(Component data from apps and pages)
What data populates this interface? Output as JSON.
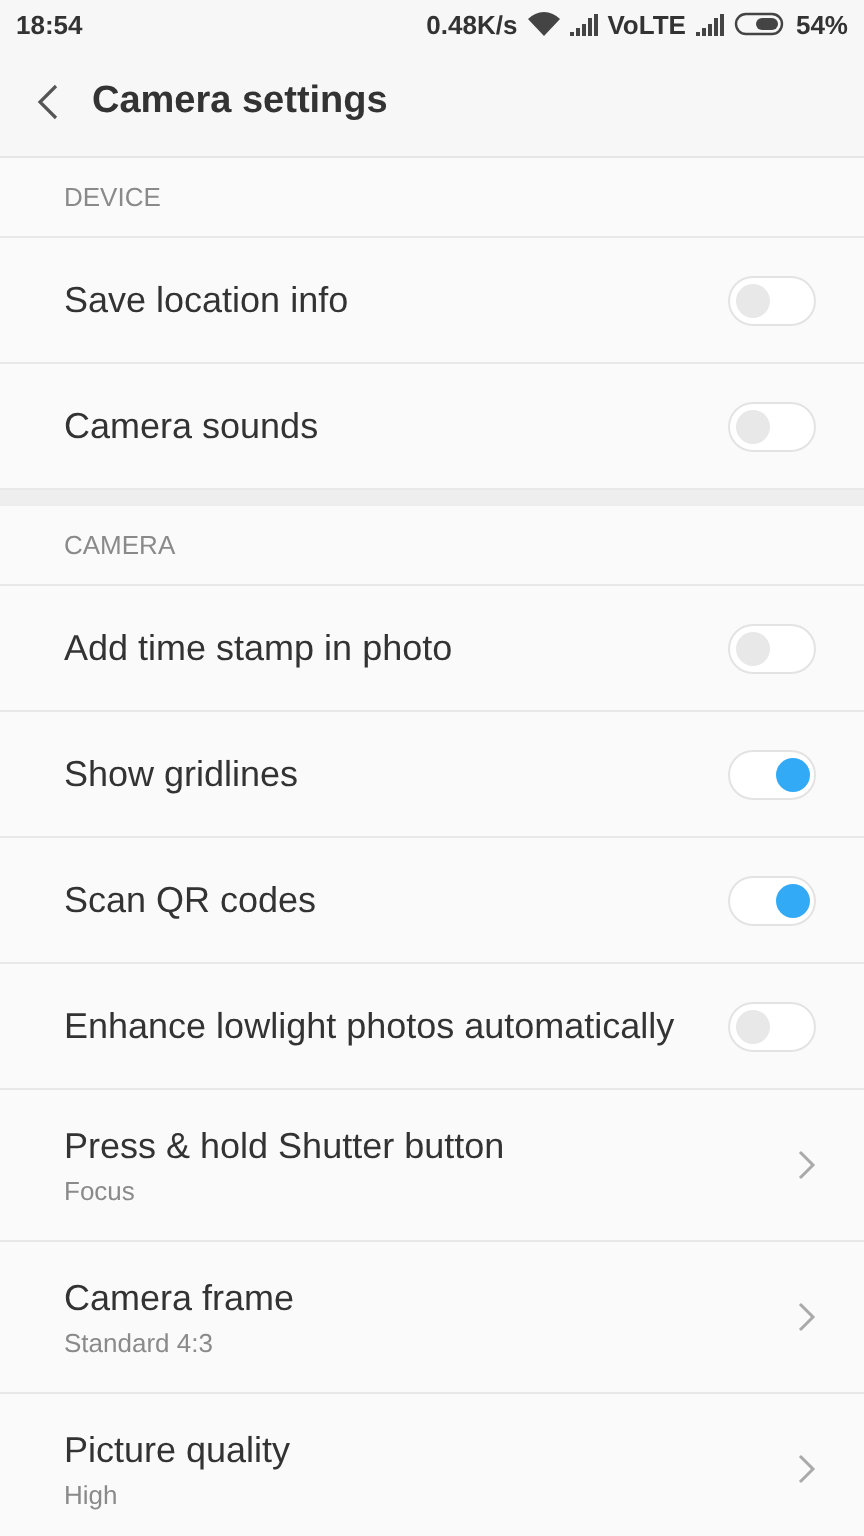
{
  "status_bar": {
    "time": "18:54",
    "speed": "0.48K/s",
    "network": "VoLTE",
    "battery": "54%"
  },
  "header": {
    "title": "Camera settings"
  },
  "sections": [
    {
      "title": "DEVICE",
      "items": [
        {
          "kind": "toggle",
          "label": "Save location info",
          "on": false
        },
        {
          "kind": "toggle",
          "label": "Camera sounds",
          "on": false
        }
      ]
    },
    {
      "title": "CAMERA",
      "items": [
        {
          "kind": "toggle",
          "label": "Add time stamp in photo",
          "on": false
        },
        {
          "kind": "toggle",
          "label": "Show gridlines",
          "on": true
        },
        {
          "kind": "toggle",
          "label": "Scan QR codes",
          "on": true
        },
        {
          "kind": "toggle",
          "label": "Enhance lowlight photos automatically",
          "on": false
        },
        {
          "kind": "link",
          "label": "Press & hold Shutter button",
          "value": "Focus"
        },
        {
          "kind": "link",
          "label": "Camera frame",
          "value": "Standard 4:3"
        },
        {
          "kind": "link",
          "label": "Picture quality",
          "value": "High"
        }
      ]
    }
  ]
}
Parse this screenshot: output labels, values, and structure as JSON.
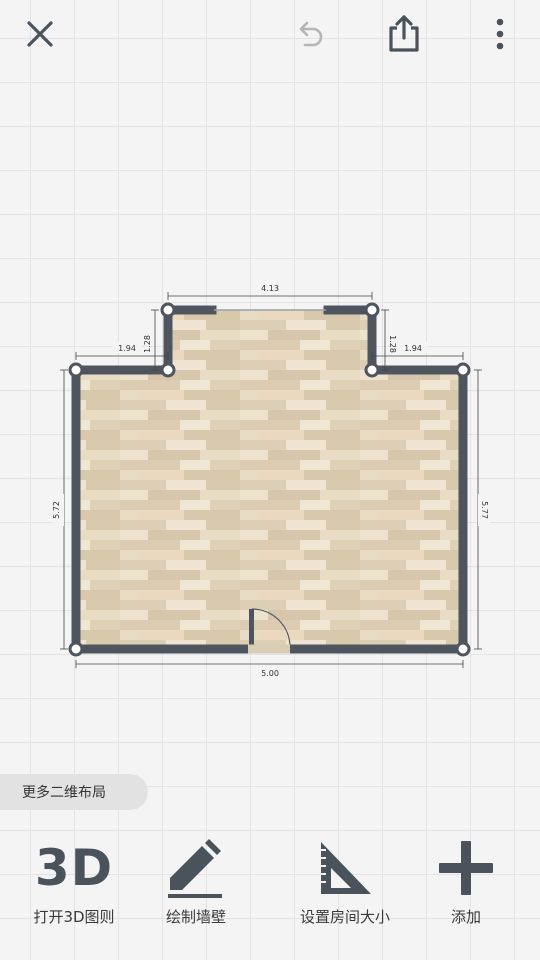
{
  "header": {
    "close_icon": "close-icon",
    "undo_icon": "undo-icon",
    "share_icon": "share-icon",
    "more_icon": "more-vertical-icon"
  },
  "plan": {
    "dimensions": {
      "top_opening": "4.13",
      "left_step_width": "1.94",
      "left_step_height": "1.28",
      "right_step_height": "1.28",
      "right_step_width": "1.94",
      "left_height": "5.72",
      "right_height": "5.77",
      "bottom_width": "5.00"
    },
    "colors": {
      "wall": "#4e555f",
      "floor": "#e3d5bd",
      "corner": "#ffffff"
    }
  },
  "more_layouts": {
    "label": "更多二维布局"
  },
  "toolbar": {
    "open_3d": {
      "icon_text": "3D",
      "label": "打开3D图则"
    },
    "draw_walls": {
      "label": "绘制墙壁",
      "icon": "pencil-icon"
    },
    "room_size": {
      "label": "设置房间大小",
      "icon": "set-square-icon"
    },
    "add": {
      "label": "添加",
      "icon": "plus-icon"
    }
  }
}
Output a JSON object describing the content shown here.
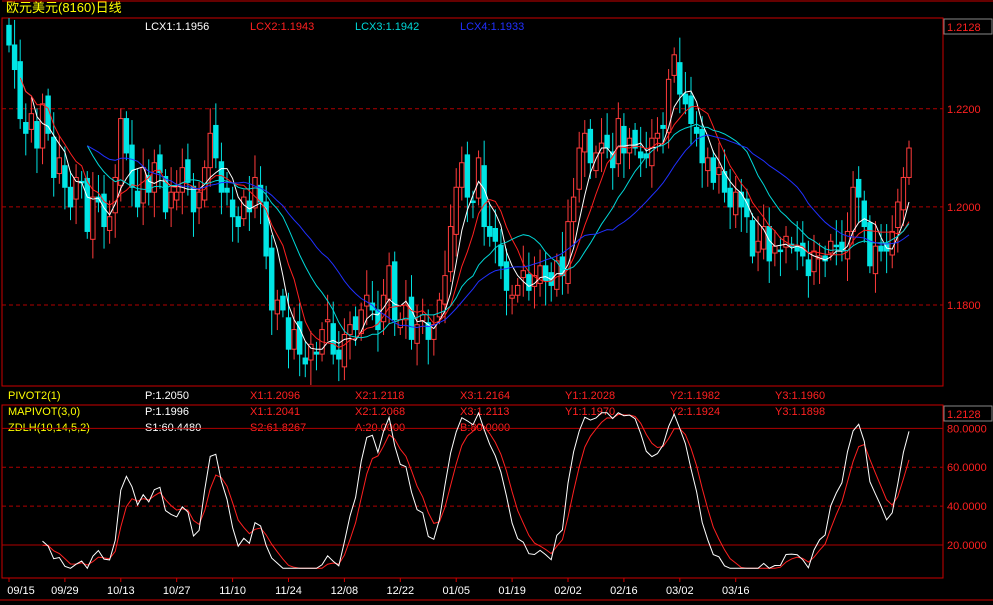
{
  "window": {
    "title": "欧元美元(8160)日线"
  },
  "colors": {
    "up": "#ff3b3b",
    "down": "#00e5e5",
    "frame": "#cc0000",
    "grid": "#b00000",
    "lcx1": "#ffffff",
    "lcx2": "#ff2020",
    "lcx3": "#00d8d8",
    "lcx4": "#2030ff",
    "ind_label": "#ffff00",
    "white_text": "#ffffff",
    "red_text": "#ff2020",
    "k_line": "#ffffff",
    "d_line": "#ff2020"
  },
  "main_panel": {
    "legend": [
      {
        "text": "LCX1:1.1956",
        "color": "#ffffff"
      },
      {
        "text": "LCX2:1.1943",
        "color": "#ff2020"
      },
      {
        "text": "LCX3:1.1942",
        "color": "#00d8d8"
      },
      {
        "text": "LCX4:1.1933",
        "color": "#2030ff"
      }
    ],
    "top_price": "1.2128",
    "price_ticks": [
      "1.2200",
      "1.2000",
      "1.1800"
    ]
  },
  "indicator_rows": [
    {
      "name": "PIVOT2(1)",
      "values": [
        {
          "text": "P:1.2050",
          "color": "#ffffff"
        },
        {
          "text": "X1:1.2096",
          "color": "#ff2020"
        },
        {
          "text": "X2:1.2118",
          "color": "#ff2020"
        },
        {
          "text": "X3:1.2164",
          "color": "#ff2020"
        },
        {
          "text": "Y1:1.2028",
          "color": "#ff2020"
        },
        {
          "text": "Y2:1.1982",
          "color": "#ff2020"
        },
        {
          "text": "Y3:1.1960",
          "color": "#ff2020"
        }
      ]
    },
    {
      "name": "MAPIVOT(3,0)",
      "values": [
        {
          "text": "P:1.1996",
          "color": "#ffffff"
        },
        {
          "text": "X1:1.2041",
          "color": "#ff2020"
        },
        {
          "text": "X2:1.2068",
          "color": "#ff2020"
        },
        {
          "text": "X3:1.2113",
          "color": "#ff2020"
        },
        {
          "text": "Y1:1.1970",
          "color": "#ff2020"
        },
        {
          "text": "Y2:1.1924",
          "color": "#ff2020"
        },
        {
          "text": "Y3:1.1898",
          "color": "#ff2020"
        }
      ]
    },
    {
      "name": "ZDLH(10,14,5,2)",
      "values": [
        {
          "text": "S1:60.4480",
          "color": "#ffffff"
        },
        {
          "text": "S2:61.8267",
          "color": "#ff2020"
        },
        {
          "text": "A:20.0000",
          "color": "#ff2020"
        },
        {
          "text": "B:80.0000",
          "color": "#ff2020"
        }
      ]
    }
  ],
  "sub_panel": {
    "top_value": "1.2128",
    "ticks": [
      "80.0000",
      "60.0000",
      "40.0000",
      "20.0000"
    ]
  },
  "x_axis": {
    "labels": [
      "09/15",
      "09/29",
      "10/13",
      "10/27",
      "11/10",
      "11/24",
      "12/08",
      "12/22",
      "01/05",
      "01/19",
      "02/02",
      "02/16",
      "03/02",
      "03/16"
    ]
  },
  "chart_data": [
    {
      "type": "candlestick",
      "series_name": "欧元美元(8160)日线",
      "y_ticks": [
        1.22,
        1.2,
        1.18
      ],
      "ylim": [
        1.1635,
        1.2385
      ],
      "x_labels": [
        "09/15",
        "09/29",
        "10/13",
        "10/27",
        "11/10",
        "11/24",
        "12/08",
        "12/22",
        "01/05",
        "01/19",
        "02/02",
        "02/16",
        "03/02",
        "03/16"
      ],
      "x_label_index": [
        0,
        10,
        20,
        30,
        40,
        50,
        60,
        70,
        80,
        90,
        100,
        110,
        120,
        130
      ],
      "close": [
        1.233,
        1.228,
        1.218,
        1.215,
        1.219,
        1.212,
        1.221,
        1.215,
        1.206,
        1.21,
        1.204,
        1.2,
        1.206,
        1.205,
        1.195,
        1.202,
        1.201,
        1.196,
        1.198,
        1.206,
        1.218,
        1.211,
        1.204,
        1.2,
        1.208,
        1.203,
        1.209,
        1.207,
        1.199,
        1.203,
        1.203,
        1.208,
        1.205,
        1.199,
        1.203,
        1.208,
        1.215,
        1.21,
        1.203,
        1.203,
        1.198,
        1.196,
        1.202,
        1.199,
        1.206,
        1.201,
        1.19,
        1.179,
        1.181,
        1.179,
        1.171,
        1.175,
        1.17,
        1.168,
        1.172,
        1.17,
        1.175,
        1.177,
        1.17,
        1.169,
        1.174,
        1.176,
        1.175,
        1.179,
        1.182,
        1.179,
        1.175,
        1.182,
        1.188,
        1.177,
        1.177,
        1.18,
        1.173,
        1.176,
        1.178,
        1.173,
        1.176,
        1.181,
        1.186,
        1.196,
        1.204,
        1.209,
        1.202,
        1.201,
        1.21,
        1.196,
        1.194,
        1.193,
        1.188,
        1.183,
        1.182,
        1.184,
        1.187,
        1.183,
        1.186,
        1.188,
        1.185,
        1.184,
        1.189,
        1.186,
        1.197,
        1.202,
        1.212,
        1.215,
        1.209,
        1.211,
        1.213,
        1.212,
        1.208,
        1.218,
        1.211,
        1.214,
        1.212,
        1.21,
        1.21,
        1.214,
        1.215,
        1.216,
        1.226,
        1.231,
        1.223,
        1.221,
        1.217,
        1.215,
        1.209,
        1.21,
        1.205,
        1.208,
        1.203,
        1.2,
        1.203,
        1.2,
        1.198,
        1.19,
        1.193,
        1.196,
        1.189,
        1.192,
        1.191,
        1.194,
        1.192,
        1.191,
        1.19,
        1.186,
        1.191,
        1.19,
        1.189,
        1.193,
        1.192,
        1.191,
        1.195,
        1.204,
        1.202,
        1.196,
        1.188,
        1.192,
        1.191,
        1.191,
        1.195,
        1.201,
        1.206,
        1.212
      ],
      "series": [
        {
          "name": "LCX1",
          "last": 1.1956
        },
        {
          "name": "LCX2",
          "last": 1.1943
        },
        {
          "name": "LCX3",
          "last": 1.1942
        },
        {
          "name": "LCX4",
          "last": 1.1933
        }
      ]
    },
    {
      "type": "line",
      "series_name": "ZDLH(10,14,5,2)",
      "y_ticks": [
        80,
        60,
        40,
        20
      ],
      "ylim": [
        3,
        92
      ],
      "series": [
        {
          "name": "S1",
          "last": 60.448
        },
        {
          "name": "S2",
          "last": 61.8267
        }
      ]
    }
  ]
}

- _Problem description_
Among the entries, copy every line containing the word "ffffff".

- _Response box_
      "corner": "#ffffff"
    "lcx1": "#ffffff",
    "white_text": "#ffffff",
    "k_line": "#ffffff",
        "color": "#ffffff"
          "color": "#ffffff"
          "color": "#ffffff"
          "color": "#ffffff"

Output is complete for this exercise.